Data under study START

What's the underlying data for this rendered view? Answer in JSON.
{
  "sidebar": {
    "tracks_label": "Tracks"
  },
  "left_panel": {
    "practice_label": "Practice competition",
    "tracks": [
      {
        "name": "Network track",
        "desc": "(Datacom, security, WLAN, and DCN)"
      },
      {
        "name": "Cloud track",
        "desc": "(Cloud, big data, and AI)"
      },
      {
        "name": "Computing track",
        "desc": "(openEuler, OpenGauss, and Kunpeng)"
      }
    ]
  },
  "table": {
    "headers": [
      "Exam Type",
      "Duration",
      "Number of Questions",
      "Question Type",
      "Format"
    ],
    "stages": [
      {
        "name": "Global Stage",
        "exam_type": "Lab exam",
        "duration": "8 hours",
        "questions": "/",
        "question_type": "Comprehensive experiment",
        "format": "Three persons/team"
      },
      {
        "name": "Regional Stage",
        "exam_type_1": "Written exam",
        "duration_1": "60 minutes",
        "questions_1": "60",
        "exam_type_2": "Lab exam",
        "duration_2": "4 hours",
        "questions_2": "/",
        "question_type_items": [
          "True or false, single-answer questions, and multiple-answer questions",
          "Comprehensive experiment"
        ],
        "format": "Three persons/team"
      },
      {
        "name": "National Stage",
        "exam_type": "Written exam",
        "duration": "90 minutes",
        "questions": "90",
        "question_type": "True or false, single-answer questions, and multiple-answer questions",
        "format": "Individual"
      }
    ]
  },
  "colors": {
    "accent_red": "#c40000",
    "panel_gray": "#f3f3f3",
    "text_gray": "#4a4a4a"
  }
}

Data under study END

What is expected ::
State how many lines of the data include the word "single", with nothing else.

Output of the exercise ::
2